© Copyright Policy - open-access
Related In: Results  -  Collection

License 1 - License 2
Show All Figures
getmorefigures.php?uid=PMC4489109&req=5

Fig3: % of LLINs use according to the absence or presence of malaria at the different time periods.
Mentions: Figure 3 shows the proportion of LLINs use according to the presence or absence of malaria attacks and according to the study period and Figure 4 illustrates the proportion of LLINs use according to age groups and the presence or absence of malaria attacks.Figure 3

Bottom Line: A longitudinal study was conducted between July, 2010 and December, 2011 among inhabitants of the village of Dielmo to identify all episodes of fever.A survey on LLINs use was done every quarter of the year.The study population included 449 individuals corresponding to a total of 2140 observations.

View Article: PubMed Central - PubMed

Affiliation: Unité de Recherche sur les Maladies Infectieuses et Tropicales Émergentes, IRD198, UM63, CNRS7278, INSERMU1095, Aix-Marseille Université, Campus UCAD-IRD, BP 1386, CP 18524, Dakar, Sénégal. amele-nyedzie.wotodjo@ird.fr.

ABSTRACT

Background: Although the burden of malaria has significantly declined in recent years in sub-Saharan Africa through the widespread use of long-lasting insecticide treated bed-nets (LLINs) and artemisinin-based combination therapy, resurgence of malaria is observed in some settings after several years of LLINs use. This study aimed to assess if LLINs use remains protective against malaria during a period of resurgence of malaria morbidity in Dielmo, a rural village of Senegal.

Methods: In July 2008, LLINs were offered to all villagers and lately in July 2011, LLINs were renewed. A longitudinal study was conducted between July, 2010 and December, 2011 among inhabitants of the village of Dielmo to identify all episodes of fever. Thick smears stained with Giemsa were done for every febrile villager and malaria attacks were treated with combination of Artesunate plus Amodiaquine. Cross-sectional surveys were also conducted at the end of the rainy season (October 2010 and November 2011) to assess asymptomatic carriage. A survey on LLINs use was done every quarter of the year. A random-effect logistic regression was used to assess the effect of LLINs use on the risk of having a malaria attack after adjusting for the main risk factors.
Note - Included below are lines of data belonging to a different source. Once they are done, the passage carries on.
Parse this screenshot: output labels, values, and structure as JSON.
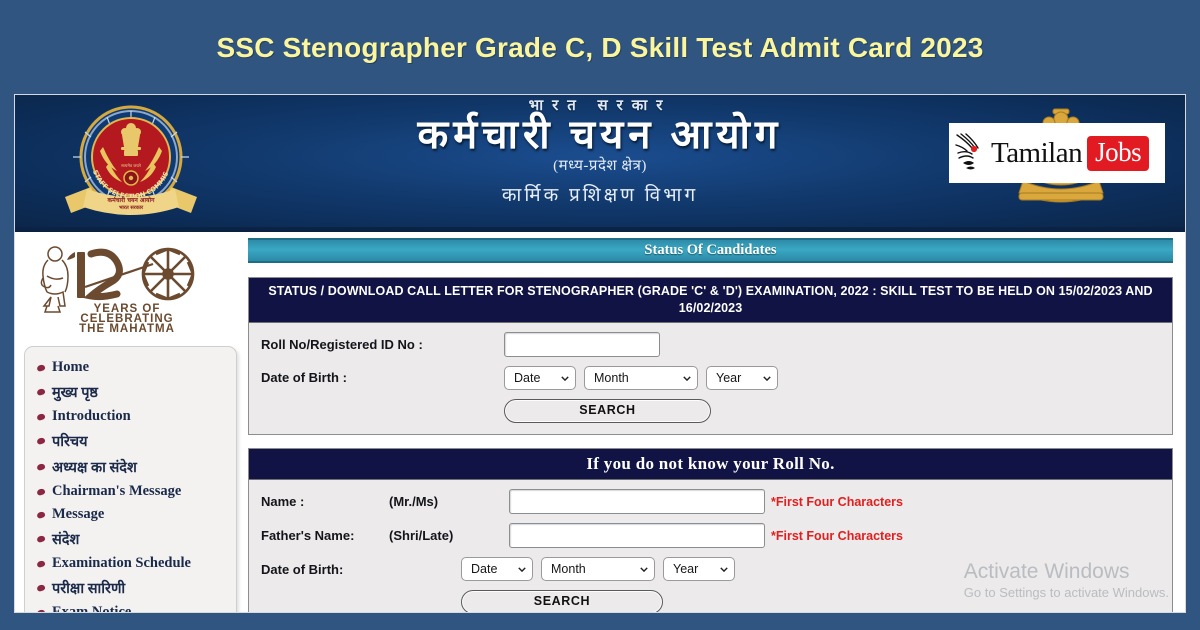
{
  "banner": {
    "title": "SSC Stenographer Grade C, D Skill Test Admit Card 2023",
    "bg_color": "#2f5580",
    "text_color": "#fbf59d"
  },
  "site_header": {
    "emblem_alt": "ssc-emblem",
    "line_bharat": "भारत  सरकार",
    "line_main": "कर्मचारी चयन आयोग",
    "line_region": "(मध्य-प्रदेश क्षेत्र)",
    "line_dept": "कार्मिक प्रशिक्षण विभाग",
    "logo": {
      "word": "Tamilan",
      "badge": "Jobs",
      "badge_color": "#e21b23"
    }
  },
  "sidebar": {
    "gandhi_logo": {
      "number": "150",
      "line1": "YEARS OF",
      "line2": "CELEBRATING",
      "line3": "THE MAHATMA"
    },
    "items": [
      {
        "label": "Home"
      },
      {
        "label": "मुख्य पृष्ठ"
      },
      {
        "label": "Introduction"
      },
      {
        "label": "परिचय"
      },
      {
        "label": "अध्यक्ष का संदेश"
      },
      {
        "label": "Chairman's Message"
      },
      {
        "label": "Message"
      },
      {
        "label": "संदेश"
      },
      {
        "label": "Examination Schedule"
      },
      {
        "label": "परीक्षा सारिणी"
      },
      {
        "label": "Exam Notice"
      }
    ]
  },
  "main": {
    "status_bar": "Status Of Candidates",
    "form1": {
      "heading": "STATUS / DOWNLOAD CALL LETTER FOR STENOGRAPHER (GRADE 'C' & 'D') EXAMINATION, 2022 : SKILL TEST TO BE HELD ON 15/02/2023 AND 16/02/2023",
      "roll_label": "Roll No/Registered ID No :",
      "roll_value": "",
      "roll_placeholder": "",
      "dob_label": "Date of Birth :",
      "date_select": "Date",
      "month_select": "Month",
      "year_select": "Year",
      "search_label": "SEARCH"
    },
    "form2": {
      "heading": "If you do not know your Roll No.",
      "name_label": "Name :",
      "name_prefix": "(Mr./Ms)",
      "name_value": "",
      "name_hint": "*First Four Characters",
      "father_label": "Father's Name:",
      "father_prefix": "(Shri/Late)",
      "father_value": "",
      "father_hint": "*First Four Characters",
      "dob_label": "Date of Birth:",
      "date_select": "Date",
      "month_select": "Month",
      "year_select": "Year",
      "search_label": "SEARCH"
    }
  },
  "watermark": {
    "line1": "Activate Windows",
    "line2": "Go to Settings to activate Windows."
  }
}
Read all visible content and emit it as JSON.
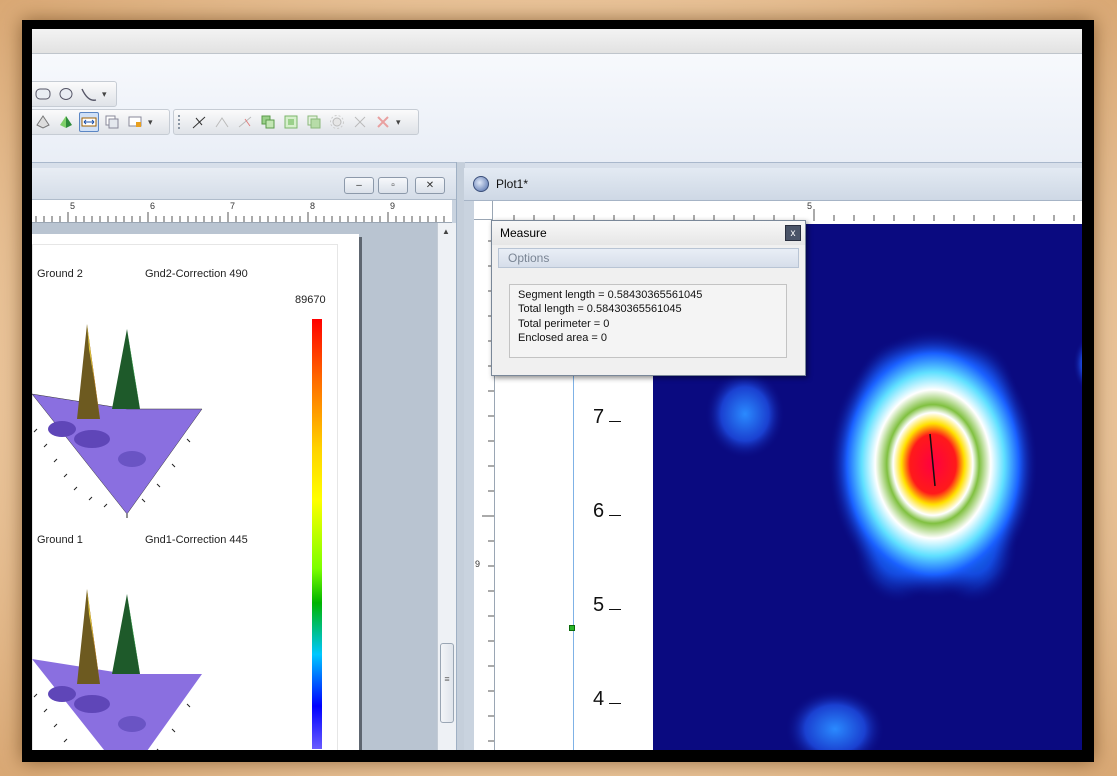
{
  "left_doc": {
    "ruler_numbers": [
      "5",
      "6",
      "7",
      "8",
      "9"
    ],
    "panel1": {
      "label_a": "Ground 2",
      "label_b": "Gnd2-Correction  490"
    },
    "panel2": {
      "label_a": "Ground 1",
      "label_b": "Gnd1-Correction  445"
    },
    "colorbar_max": "89670"
  },
  "plot_window": {
    "title": "Plot1*",
    "ruler_top_number": "5",
    "ruler_left_number": "9",
    "y_ticks": [
      "7",
      "6",
      "5",
      "4"
    ]
  },
  "measure_dialog": {
    "title": "Measure",
    "close_glyph": "x",
    "tab_options": "Options",
    "lines": [
      "Segment length = 0.58430365561045",
      "Total length = 0.58430365561045",
      "Total perimeter = 0",
      "Enclosed area = 0"
    ]
  },
  "window_buttons": {
    "minimize": "–",
    "restore": "▫",
    "close": "✕"
  },
  "colors": {
    "heatmap_bg": "#0a0a80",
    "accent_blue": "#5b86c4"
  },
  "icons": [
    "ellipse-icon",
    "circle-icon",
    "curve-icon",
    "measure-icon",
    "line-icon",
    "close-icon"
  ]
}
Results: The study population included 449 individuals corresponding to a total of 2140 observations. One hundred and fifteen (115) clinical malaria attacks attributed to P. falciparum (cases) have been recorded over the study period. Most of the malaria cases occurred in October-December 2010 (49/115 i.e. 43%) and among adults aged 15 years and over (50/115, i.e. 43%). During the study period, the use of LLINs was 61% among non-malaria cases and only 42% among malaria clinical cases but differenced according to age group. After adjusting on gender, age, rainfall and LLINs replacement, we found that LLINs use (AOR [95%CI] = 0.40 [0.25; 0.62], p < 0.001) remained a protective factor against malaria attacks during the study period.
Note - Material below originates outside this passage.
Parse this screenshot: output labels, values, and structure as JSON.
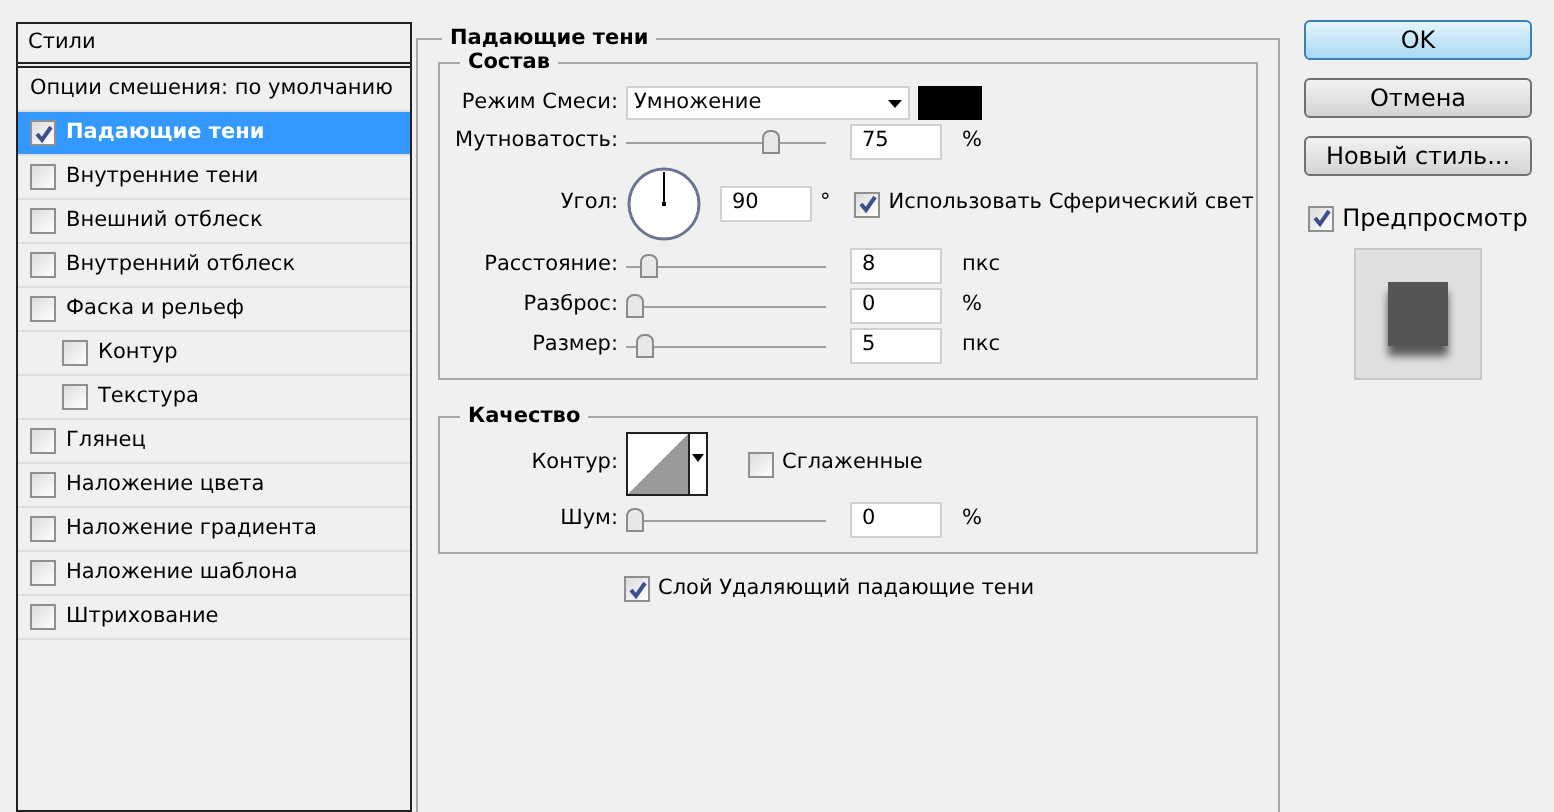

Conclusion: LLINs use remains effective to reduce malaria burden. These results highlight the need to pursue LLINs implementation in the current context of malaria elimination and to provide positive incentives to increase its use in the population.

No MeSH data available.


Related in: MedlinePlus